+++ Available records +++

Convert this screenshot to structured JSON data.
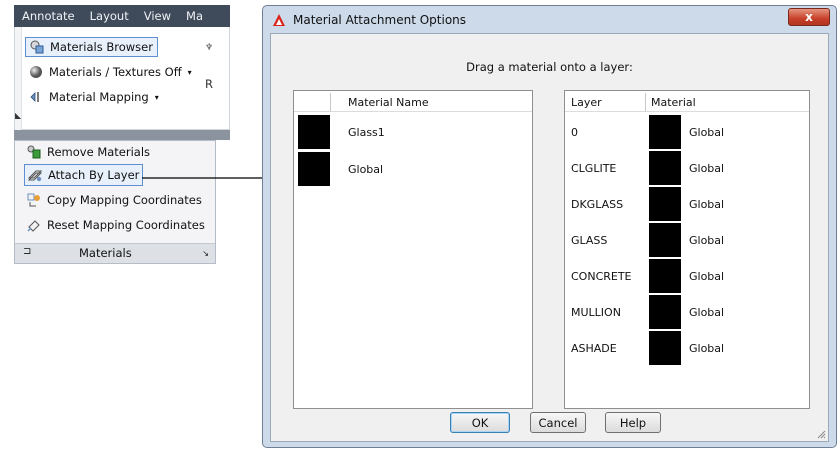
{
  "ribbon": {
    "tabs": [
      "Annotate",
      "Layout",
      "View",
      "Ma"
    ],
    "items": [
      "Materials Browser",
      "Materials / Textures Off",
      "Material Mapping"
    ],
    "side_letters": [
      "R"
    ]
  },
  "dropdown": {
    "items": [
      "Remove Materials",
      "Attach By Layer",
      "Copy Mapping Coordinates",
      "Reset Mapping Coordinates"
    ],
    "footer_label": "Materials"
  },
  "dialog": {
    "title": "Material Attachment Options",
    "close_glyph": "x",
    "instruction": "Drag a material onto a layer:",
    "materials_header": "Material Name",
    "materials": [
      "Glass1",
      "Global"
    ],
    "layers_header": [
      "Layer",
      "Material"
    ],
    "layers": [
      {
        "layer": "0",
        "material": "Global"
      },
      {
        "layer": "CLGLITE",
        "material": "Global"
      },
      {
        "layer": "DKGLASS",
        "material": "Global"
      },
      {
        "layer": "GLASS",
        "material": "Global"
      },
      {
        "layer": "CONCRETE",
        "material": "Global"
      },
      {
        "layer": "MULLION",
        "material": "Global"
      },
      {
        "layer": "ASHADE",
        "material": "Global"
      }
    ],
    "buttons": {
      "ok": "OK",
      "cancel": "Cancel",
      "help": "Help"
    }
  },
  "colors": {
    "swatch": "#000000",
    "title_accent": "#d9251c",
    "close_button": "#c8402a"
  }
}
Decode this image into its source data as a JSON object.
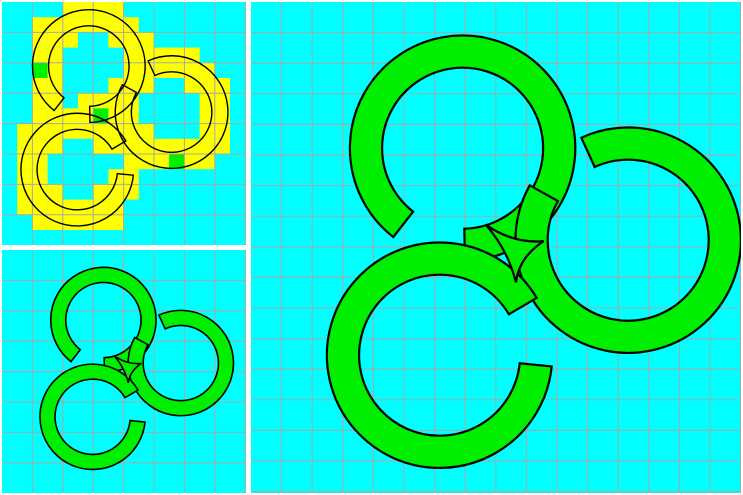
{
  "figure": {
    "description_free": true,
    "panels": [
      {
        "id": "coarse",
        "level": "coarse"
      },
      {
        "id": "fine",
        "level": "fine"
      },
      {
        "id": "detail",
        "level": "detail"
      }
    ]
  },
  "colors": {
    "background": "#00ffff",
    "fill": "#00ee00",
    "boundary_cells": "#ffff00",
    "grid": "#a8a8a8",
    "outline": "#000000",
    "divider": "#ffffff"
  }
}
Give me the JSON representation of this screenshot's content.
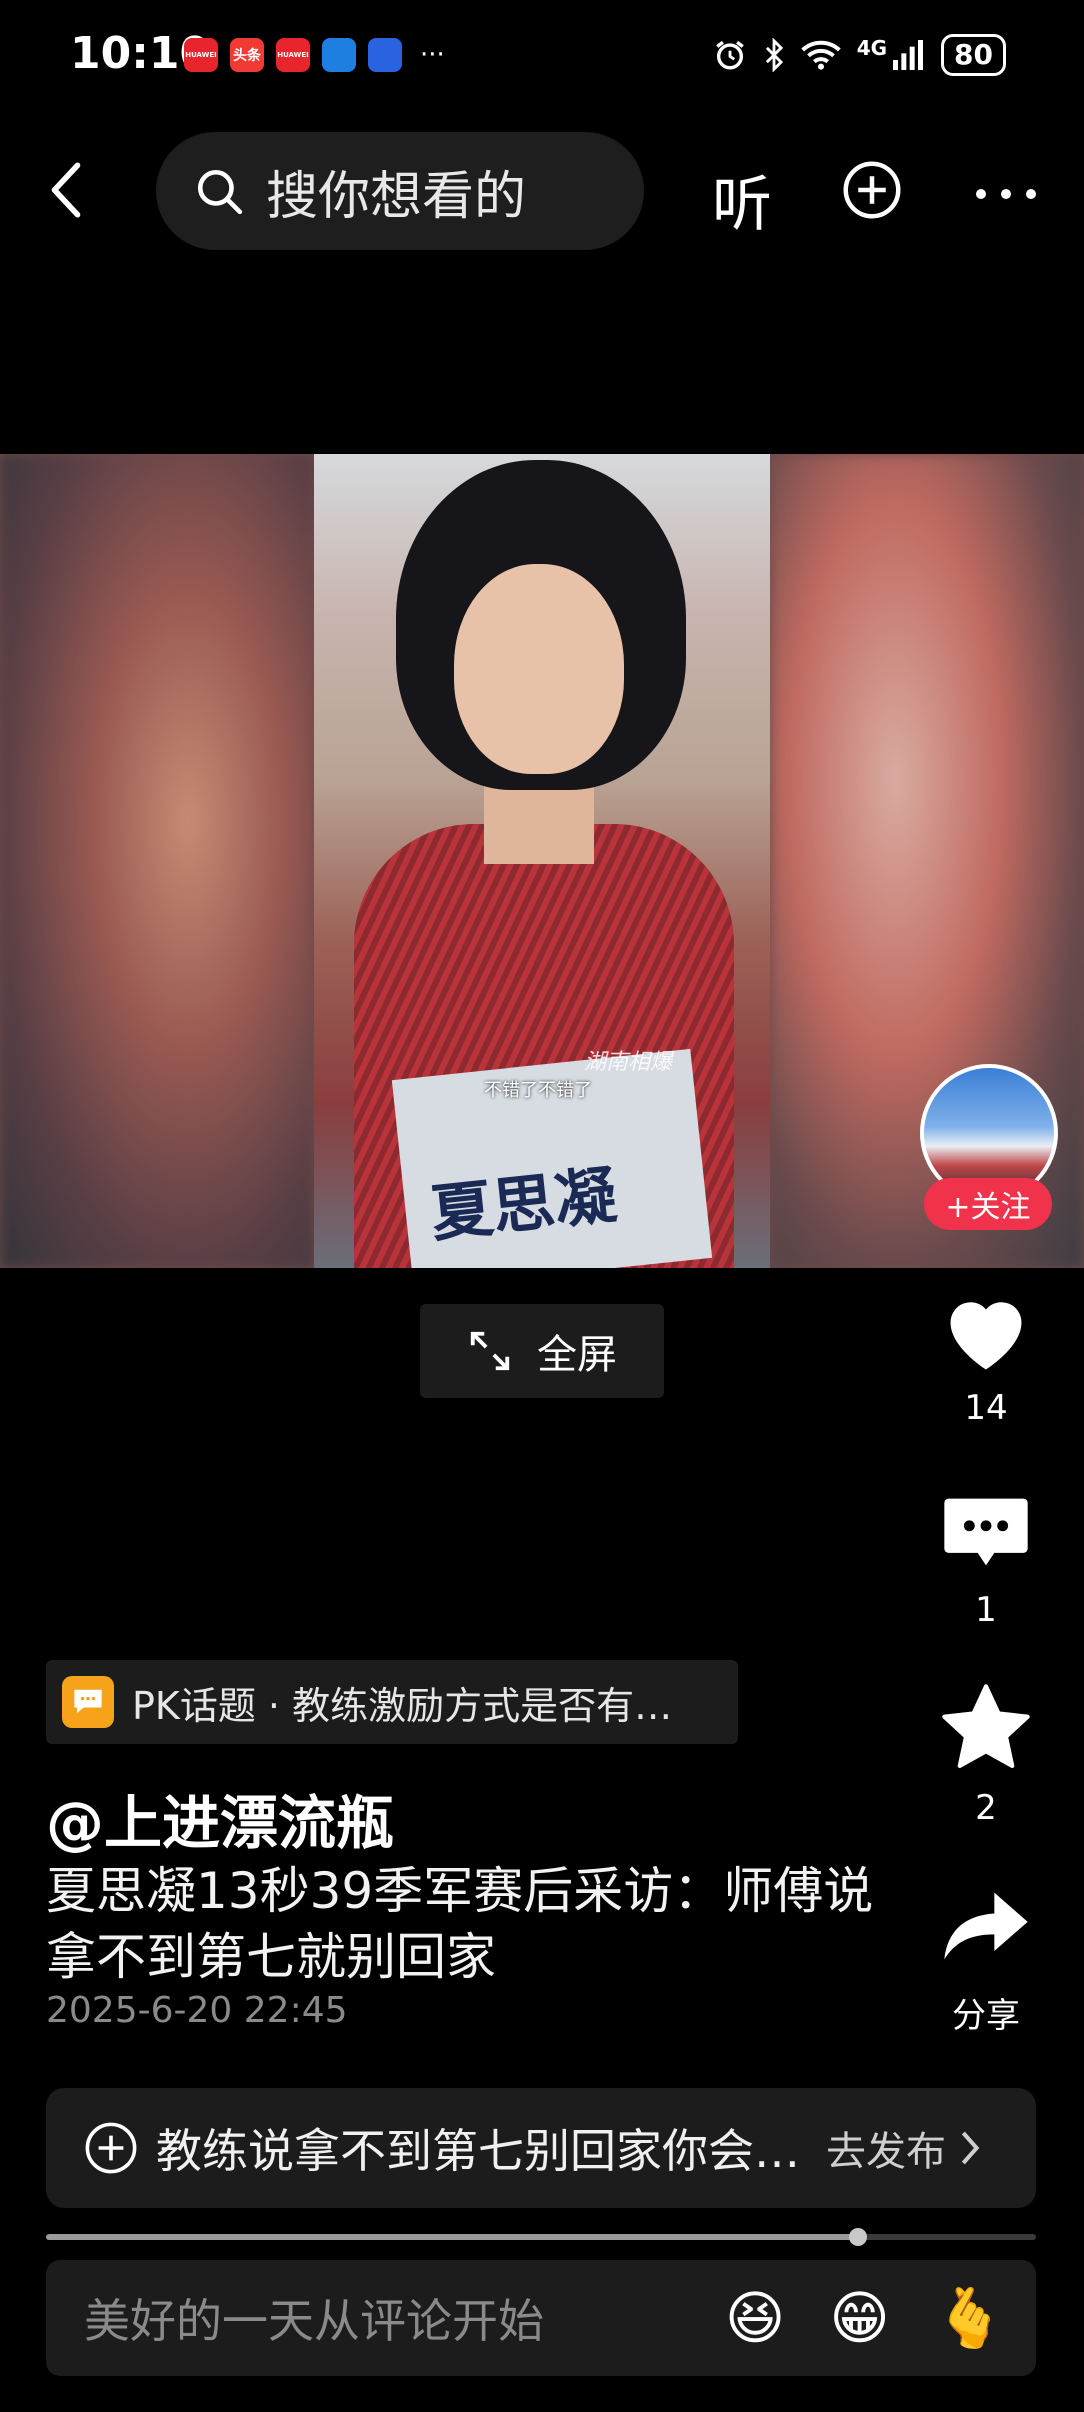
{
  "status": {
    "time": "10:10",
    "apps": [
      {
        "name": "huawei",
        "color": "#e8242c",
        "text": "HUAWEI"
      },
      {
        "name": "toutiao",
        "color": "#f23a34",
        "text": "头条"
      },
      {
        "name": "huawei",
        "color": "#e8242c",
        "text": "HUAWEI"
      },
      {
        "name": "app-blue",
        "color": "#1f7fe0",
        "text": ""
      },
      {
        "name": "baidu",
        "color": "#2a63e0",
        "text": ""
      }
    ],
    "overflow": "···",
    "network": "4G",
    "battery": "80"
  },
  "nav": {
    "search_placeholder": "搜你想看的",
    "listen_label": "听"
  },
  "video": {
    "subtitle": "不错了不错了",
    "watermark": "湖南相爆",
    "bib_name": "夏思凝",
    "fullscreen_label": "全屏"
  },
  "rail": {
    "follow_label": "+关注",
    "likes": "14",
    "comments": "1",
    "favorites": "2",
    "share_label": "分享"
  },
  "info": {
    "topic": "PK话题 · 教练激励方式是否有…",
    "author": "@上进漂流瓶",
    "description": "夏思凝13秒39季军赛后采访：师傅说拿不到第七就别回家",
    "time": "2025-6-20 22:45"
  },
  "publish": {
    "prompt": "教练说拿不到第七别回家你会…",
    "action": "去发布"
  },
  "playback": {
    "progress": 0.82
  },
  "comment": {
    "placeholder": "美好的一天从评论开始",
    "emojis": [
      "😆",
      "😁",
      "🫰"
    ]
  },
  "colors": {
    "follow": "#f0324b",
    "topic_icon": "#f7a21b"
  }
}
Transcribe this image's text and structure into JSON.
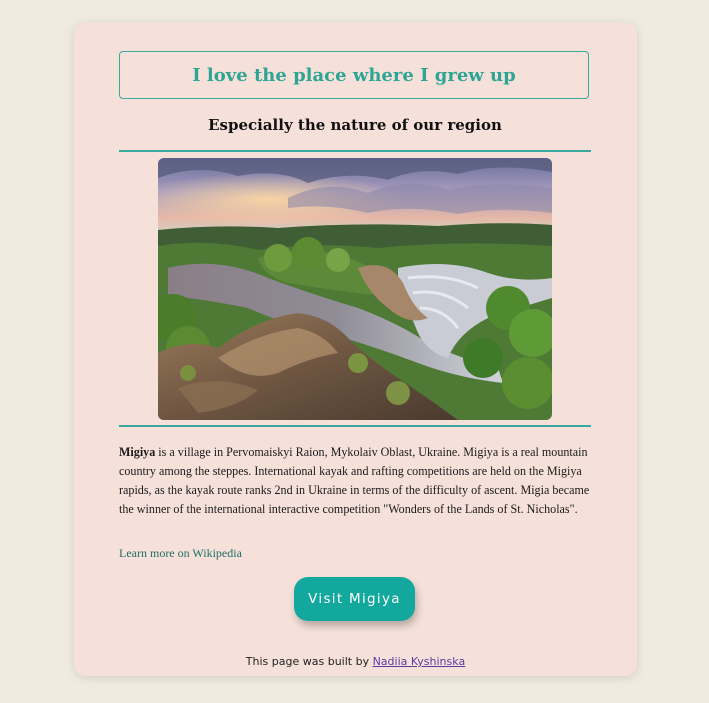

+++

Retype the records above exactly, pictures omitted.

Answer to this exercise
Convert this screenshot to structured JSON data.
{
  "ribbon": {
    "tabs": [
      "Annotate",
      "Layout",
      "View",
      "Ma"
    ],
    "items": [
      "Materials Browser",
      "Materials / Textures Off",
      "Material Mapping"
    ],
    "side_letters": [
      "R"
    ]
  },
  "dropdown": {
    "items": [
      "Remove Materials",
      "Attach By Layer",
      "Copy Mapping Coordinates",
      "Reset Mapping Coordinates"
    ],
    "footer_label": "Materials"
  },
  "dialog": {
    "title": "Material Attachment Options",
    "close_glyph": "x",
    "instruction": "Drag a material onto a layer:",
    "materials_header": "Material Name",
    "materials": [
      "Glass1",
      "Global"
    ],
    "layers_header": [
      "Layer",
      "Material"
    ],
    "layers": [
      {
        "layer": "0",
        "material": "Global"
      },
      {
        "layer": "CLGLITE",
        "material": "Global"
      },
      {
        "layer": "DKGLASS",
        "material": "Global"
      },
      {
        "layer": "GLASS",
        "material": "Global"
      },
      {
        "layer": "CONCRETE",
        "material": "Global"
      },
      {
        "layer": "MULLION",
        "material": "Global"
      },
      {
        "layer": "ASHADE",
        "material": "Global"
      }
    ],
    "buttons": {
      "ok": "OK",
      "cancel": "Cancel",
      "help": "Help"
    }
  },
  "colors": {
    "swatch": "#000000",
    "title_accent": "#d9251c",
    "close_button": "#c8402a"
  }
}
Decode this image into its source data as a JSON object.
{
  "figure": {
    "description_free": true,
    "panels": [
      {
        "id": "coarse",
        "level": "coarse"
      },
      {
        "id": "fine",
        "level": "fine"
      },
      {
        "id": "detail",
        "level": "detail"
      }
    ]
  },
  "colors": {
    "background": "#00ffff",
    "fill": "#00ee00",
    "boundary_cells": "#ffff00",
    "grid": "#a8a8a8",
    "outline": "#000000",
    "divider": "#ffffff"
  }
}
Give me the JSON representation of this screenshot's content.
{
  "status": {
    "time": "10:10",
    "apps": [
      {
        "name": "huawei",
        "color": "#e8242c",
        "text": "HUAWEI"
      },
      {
        "name": "toutiao",
        "color": "#f23a34",
        "text": "头条"
      },
      {
        "name": "huawei",
        "color": "#e8242c",
        "text": "HUAWEI"
      },
      {
        "name": "app-blue",
        "color": "#1f7fe0",
        "text": ""
      },
      {
        "name": "baidu",
        "color": "#2a63e0",
        "text": ""
      }
    ],
    "overflow": "···",
    "network": "4G",
    "battery": "80"
  },
  "nav": {
    "search_placeholder": "搜你想看的",
    "listen_label": "听"
  },
  "video": {
    "subtitle": "不错了不错了",
    "watermark": "湖南相爆",
    "bib_name": "夏思凝",
    "fullscreen_label": "全屏"
  },
  "rail": {
    "follow_label": "+关注",
    "likes": "14",
    "comments": "1",
    "favorites": "2",
    "share_label": "分享"
  },
  "info": {
    "topic": "PK话题 · 教练激励方式是否有…",
    "author": "@上进漂流瓶",
    "description": "夏思凝13秒39季军赛后采访：师傅说拿不到第七就别回家",
    "time": "2025-6-20 22:45"
  },
  "publish": {
    "prompt": "教练说拿不到第七别回家你会…",
    "action": "去发布"
  },
  "playback": {
    "progress": 0.82
  },
  "comment": {
    "placeholder": "美好的一天从评论开始",
    "emojis": [
      "😆",
      "😁",
      "🫰"
    ]
  },
  "colors": {
    "follow": "#f0324b",
    "topic_icon": "#f7a21b"
  }
}
Transcribe this image's text and structure into JSON.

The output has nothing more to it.